## WHAT THE TASK ASKS
An exact copy of the data below is required; return it in full.

## Dataset rows for apps and sites
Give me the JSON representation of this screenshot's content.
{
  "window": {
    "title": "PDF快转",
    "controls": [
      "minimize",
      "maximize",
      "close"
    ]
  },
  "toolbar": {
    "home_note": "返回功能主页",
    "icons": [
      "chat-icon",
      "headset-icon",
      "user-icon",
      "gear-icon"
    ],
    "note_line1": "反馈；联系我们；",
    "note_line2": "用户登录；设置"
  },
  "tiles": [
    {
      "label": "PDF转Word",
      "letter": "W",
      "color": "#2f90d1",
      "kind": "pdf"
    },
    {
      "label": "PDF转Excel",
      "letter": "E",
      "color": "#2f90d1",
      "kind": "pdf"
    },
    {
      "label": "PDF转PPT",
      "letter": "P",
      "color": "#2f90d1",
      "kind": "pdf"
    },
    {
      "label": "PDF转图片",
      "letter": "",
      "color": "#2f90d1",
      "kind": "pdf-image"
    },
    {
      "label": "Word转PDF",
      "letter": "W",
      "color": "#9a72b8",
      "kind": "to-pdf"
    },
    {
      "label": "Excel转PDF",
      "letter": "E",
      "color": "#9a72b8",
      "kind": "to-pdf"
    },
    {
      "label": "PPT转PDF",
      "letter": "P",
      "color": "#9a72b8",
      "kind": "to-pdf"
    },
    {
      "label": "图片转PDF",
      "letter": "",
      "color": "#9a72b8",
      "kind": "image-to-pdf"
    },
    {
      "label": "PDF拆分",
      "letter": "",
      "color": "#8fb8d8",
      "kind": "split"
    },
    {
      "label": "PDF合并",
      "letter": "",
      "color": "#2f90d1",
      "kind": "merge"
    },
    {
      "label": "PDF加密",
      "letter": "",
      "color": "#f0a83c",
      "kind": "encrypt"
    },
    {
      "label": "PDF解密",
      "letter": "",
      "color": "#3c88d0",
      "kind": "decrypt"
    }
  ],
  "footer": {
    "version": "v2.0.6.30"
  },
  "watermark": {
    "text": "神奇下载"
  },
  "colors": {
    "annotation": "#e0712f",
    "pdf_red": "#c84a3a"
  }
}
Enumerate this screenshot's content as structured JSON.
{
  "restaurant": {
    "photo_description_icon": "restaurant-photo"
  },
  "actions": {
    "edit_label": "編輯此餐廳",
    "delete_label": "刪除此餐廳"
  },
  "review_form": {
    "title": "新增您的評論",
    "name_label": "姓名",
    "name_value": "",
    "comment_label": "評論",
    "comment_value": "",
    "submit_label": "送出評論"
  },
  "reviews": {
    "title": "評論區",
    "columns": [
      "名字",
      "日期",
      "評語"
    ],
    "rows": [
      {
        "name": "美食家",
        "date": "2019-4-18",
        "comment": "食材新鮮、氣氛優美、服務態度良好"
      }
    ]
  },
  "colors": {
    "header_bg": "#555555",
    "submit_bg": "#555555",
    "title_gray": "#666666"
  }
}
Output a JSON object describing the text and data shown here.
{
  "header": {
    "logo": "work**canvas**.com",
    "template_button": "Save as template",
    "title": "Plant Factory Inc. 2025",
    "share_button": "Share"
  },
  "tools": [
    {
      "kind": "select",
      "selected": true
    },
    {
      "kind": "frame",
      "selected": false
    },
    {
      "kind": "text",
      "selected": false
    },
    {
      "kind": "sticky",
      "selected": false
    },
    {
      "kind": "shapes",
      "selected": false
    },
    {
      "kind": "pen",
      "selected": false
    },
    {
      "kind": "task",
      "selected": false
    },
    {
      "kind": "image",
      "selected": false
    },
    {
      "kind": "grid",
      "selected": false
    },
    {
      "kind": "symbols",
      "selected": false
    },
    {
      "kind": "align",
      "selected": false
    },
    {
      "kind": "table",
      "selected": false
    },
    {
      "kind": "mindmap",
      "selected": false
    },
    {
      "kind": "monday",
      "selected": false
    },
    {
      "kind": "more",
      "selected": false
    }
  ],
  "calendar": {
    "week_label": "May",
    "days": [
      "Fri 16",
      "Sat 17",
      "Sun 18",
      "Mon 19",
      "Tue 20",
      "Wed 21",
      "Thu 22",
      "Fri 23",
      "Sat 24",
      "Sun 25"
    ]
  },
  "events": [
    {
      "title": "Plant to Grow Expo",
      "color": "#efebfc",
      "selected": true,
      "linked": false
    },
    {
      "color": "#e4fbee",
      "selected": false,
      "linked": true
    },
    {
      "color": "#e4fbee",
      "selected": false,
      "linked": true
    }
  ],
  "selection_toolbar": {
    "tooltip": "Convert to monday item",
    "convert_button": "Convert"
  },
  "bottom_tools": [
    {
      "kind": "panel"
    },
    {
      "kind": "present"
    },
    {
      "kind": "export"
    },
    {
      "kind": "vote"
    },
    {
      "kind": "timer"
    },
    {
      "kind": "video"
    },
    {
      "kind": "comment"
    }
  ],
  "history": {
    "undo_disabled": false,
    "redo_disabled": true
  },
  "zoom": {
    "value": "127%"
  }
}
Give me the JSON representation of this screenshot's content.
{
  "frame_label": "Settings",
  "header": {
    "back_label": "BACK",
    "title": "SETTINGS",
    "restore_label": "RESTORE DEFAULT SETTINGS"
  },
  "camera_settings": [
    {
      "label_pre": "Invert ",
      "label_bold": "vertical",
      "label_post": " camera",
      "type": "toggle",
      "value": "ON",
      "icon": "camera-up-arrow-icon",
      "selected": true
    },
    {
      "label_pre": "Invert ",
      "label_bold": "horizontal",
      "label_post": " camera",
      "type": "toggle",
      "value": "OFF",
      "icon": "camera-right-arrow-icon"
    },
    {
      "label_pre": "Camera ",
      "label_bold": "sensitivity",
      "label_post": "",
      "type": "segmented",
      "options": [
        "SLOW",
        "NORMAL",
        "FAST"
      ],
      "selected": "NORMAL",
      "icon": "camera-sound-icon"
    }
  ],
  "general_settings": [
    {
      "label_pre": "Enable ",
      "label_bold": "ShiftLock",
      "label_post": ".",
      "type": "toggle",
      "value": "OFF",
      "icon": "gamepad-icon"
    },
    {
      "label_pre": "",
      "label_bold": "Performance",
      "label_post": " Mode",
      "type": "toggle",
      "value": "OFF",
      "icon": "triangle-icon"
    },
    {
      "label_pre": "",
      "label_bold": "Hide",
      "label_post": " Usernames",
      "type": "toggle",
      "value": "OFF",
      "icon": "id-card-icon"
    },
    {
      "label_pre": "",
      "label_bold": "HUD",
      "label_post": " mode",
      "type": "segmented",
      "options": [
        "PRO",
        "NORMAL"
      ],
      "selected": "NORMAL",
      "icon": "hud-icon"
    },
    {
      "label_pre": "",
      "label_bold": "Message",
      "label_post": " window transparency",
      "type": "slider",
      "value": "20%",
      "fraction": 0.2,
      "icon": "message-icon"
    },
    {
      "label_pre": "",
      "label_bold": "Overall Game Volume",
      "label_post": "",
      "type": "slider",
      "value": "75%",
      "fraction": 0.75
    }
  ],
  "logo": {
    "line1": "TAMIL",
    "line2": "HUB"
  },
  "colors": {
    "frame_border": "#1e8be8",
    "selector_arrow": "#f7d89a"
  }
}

## REPLY
Give me the JSON representation of this screenshot's content.
{
  "window": {
    "title": "PDF快转",
    "controls": [
      "minimize",
      "maximize",
      "close"
    ]
  },
  "toolbar": {
    "home_note": "返回功能主页",
    "icons": [
      "chat-icon",
      "headset-icon",
      "user-icon",
      "gear-icon"
    ],
    "note_line1": "反馈；联系我们；",
    "note_line2": "用户登录；设置"
  },
  "tiles": [
    {
      "label": "PDF转Word",
      "letter": "W",
      "color": "#2f90d1",
      "kind": "pdf"
    },
    {
      "label": "PDF转Excel",
      "letter": "E",
      "color": "#2f90d1",
      "kind": "pdf"
    },
    {
      "label": "PDF转PPT",
      "letter": "P",
      "color": "#2f90d1",
      "kind": "pdf"
    },
    {
      "label": "PDF转图片",
      "letter": "",
      "color": "#2f90d1",
      "kind": "pdf-image"
    },
    {
      "label": "Word转PDF",
      "letter": "W",
      "color": "#9a72b8",
      "kind": "to-pdf"
    },
    {
      "label": "Excel转PDF",
      "letter": "E",
      "color": "#9a72b8",
      "kind": "to-pdf"
    },
    {
      "label": "PPT转PDF",
      "letter": "P",
      "color": "#9a72b8",
      "kind": "to-pdf"
    },
    {
      "label": "图片转PDF",
      "letter": "",
      "color": "#9a72b8",
      "kind": "image-to-pdf"
    },
    {
      "label": "PDF拆分",
      "letter": "",
      "color": "#8fb8d8",
      "kind": "split"
    },
    {
      "label": "PDF合并",
      "letter": "",
      "color": "#2f90d1",
      "kind": "merge"
    },
    {
      "label": "PDF加密",
      "letter": "",
      "color": "#f0a83c",
      "kind": "encrypt"
    },
    {
      "label": "PDF解密",
      "letter": "",
      "color": "#3c88d0",
      "kind": "decrypt"
    }
  ],
  "footer": {
    "version": "v2.0.6.30"
  },
  "watermark": {
    "text": "神奇下载"
  },
  "colors": {
    "annotation": "#e0712f",
    "pdf_red": "#c84a3a"
  }
}
Enumerate this screenshot's content as structured JSON.
{
  "restaurant": {
    "photo_description_icon": "restaurant-photo"
  },
  "actions": {
    "edit_label": "編輯此餐廳",
    "delete_label": "刪除此餐廳"
  },
  "review_form": {
    "title": "新增您的評論",
    "name_label": "姓名",
    "name_value": "",
    "comment_label": "評論",
    "comment_value": "",
    "submit_label": "送出評論"
  },
  "reviews": {
    "title": "評論區",
    "columns": [
      "名字",
      "日期",
      "評語"
    ],
    "rows": [
      {
        "name": "美食家",
        "date": "2019-4-18",
        "comment": "食材新鮮、氣氛優美、服務態度良好"
      }
    ]
  },
  "colors": {
    "header_bg": "#555555",
    "submit_bg": "#555555",
    "title_gray": "#666666"
  }
}
Output a JSON object describing the text and data shown here.
{
  "header": {
    "logo": "work**canvas**.com",
    "template_button": "Save as template",
    "title": "Plant Factory Inc. 2025",
    "share_button": "Share"
  },
  "tools": [
    {
      "kind": "select",
      "selected": true
    },
    {
      "kind": "frame",
      "selected": false
    },
    {
      "kind": "text",
      "selected": false
    },
    {
      "kind": "sticky",
      "selected": false
    },
    {
      "kind": "shapes",
      "selected": false
    },
    {
      "kind": "pen",
      "selected": false
    },
    {
      "kind": "task",
      "selected": false
    },
    {
      "kind": "image",
      "selected": false
    },
    {
      "kind": "grid",
      "selected": false
    },
    {
      "kind": "symbols",
      "selected": false
    },
    {
      "kind": "align",
      "selected": false
    },
    {
      "kind": "table",
      "selected": false
    },
    {
      "kind": "mindmap",
      "selected": false
    },
    {
      "kind": "monday",
      "selected": false
    },
    {
      "kind": "more",
      "selected": false
    }
  ],
  "calendar": {
    "week_label": "May",
    "days": [
      "Fri 16",
      "Sat 17",
      "Sun 18",
      "Mon 19",
      "Tue 20",
      "Wed 21",
      "Thu 22",
      "Fri 23",
      "Sat 24",
      "Sun 25"
    ]
  },
  "events": [
    {
      "title": "Plant to Grow Expo",
      "color": "#efebfc",
      "selected": true,
      "linked": false
    },
    {
      "color": "#e4fbee",
      "selected": false,
      "linked": true
    },
    {
      "color": "#e4fbee",
      "selected": false,
      "linked": true
    }
  ],
  "selection_toolbar": {
    "tooltip": "Convert to monday item",
    "convert_button": "Convert"
  },
  "bottom_tools": [
    {
      "kind": "panel"
    },
    {
      "kind": "present"
    },
    {
      "kind": "export"
    },
    {
      "kind": "vote"
    },
    {
      "kind": "timer"
    },
    {
      "kind": "video"
    },
    {
      "kind": "comment"
    }
  ],
  "history": {
    "undo_disabled": false,
    "redo_disabled": true
  },
  "zoom": {
    "value": "127%"
  }
}
Give me the JSON representation of this screenshot's content.
{
  "frame_label": "Settings",
  "header": {
    "back_label": "BACK",
    "title": "SETTINGS",
    "restore_label": "RESTORE DEFAULT SETTINGS"
  },
  "camera_settings": [
    {
      "label_pre": "Invert ",
      "label_bold": "vertical",
      "label_post": " camera",
      "type": "toggle",
      "value": "ON",
      "icon": "camera-up-arrow-icon",
      "selected": true
    },
    {
      "label_pre": "Invert ",
      "label_bold": "horizontal",
      "label_post": " camera",
      "type": "toggle",
      "value": "OFF",
      "icon": "camera-right-arrow-icon"
    },
    {
      "label_pre": "Camera ",
      "label_bold": "sensitivity",
      "label_post": "",
      "type": "segmented",
      "options": [
        "SLOW",
        "NORMAL",
        "FAST"
      ],
      "selected": "NORMAL",
      "icon": "camera-sound-icon"
    }
  ],
  "general_settings": [
    {
      "label_pre": "Enable ",
      "label_bold": "ShiftLock",
      "label_post": ".",
      "type": "toggle",
      "value": "OFF",
      "icon": "gamepad-icon"
    },
    {
      "label_pre": "",
      "label_bold": "Performance",
      "label_post": " Mode",
      "type": "toggle",
      "value": "OFF",
      "icon": "triangle-icon"
    },
    {
      "label_pre": "",
      "label_bold": "Hide",
      "label_post": " Usernames",
      "type": "toggle",
      "value": "OFF",
      "icon": "id-card-icon"
    },
    {
      "label_pre": "",
      "label_bold": "HUD",
      "label_post": " mode",
      "type": "segmented",
      "options": [
        "PRO",
        "NORMAL"
      ],
      "selected": "NORMAL",
      "icon": "hud-icon"
    },
    {
      "label_pre": "",
      "label_bold": "Message",
      "label_post": " window transparency",
      "type": "slider",
      "value": "20%",
      "fraction": 0.2,
      "icon": "message-icon"
    },
    {
      "label_pre": "",
      "label_bold": "Overall Game Volume",
      "label_post": "",
      "type": "slider",
      "value": "75%",
      "fraction": 0.75
    }
  ],
  "logo": {
    "line1": "TAMIL",
    "line2": "HUB"
  },
  "colors": {
    "frame_border": "#1e8be8",
    "selector_arrow": "#f7d89a"
  }
}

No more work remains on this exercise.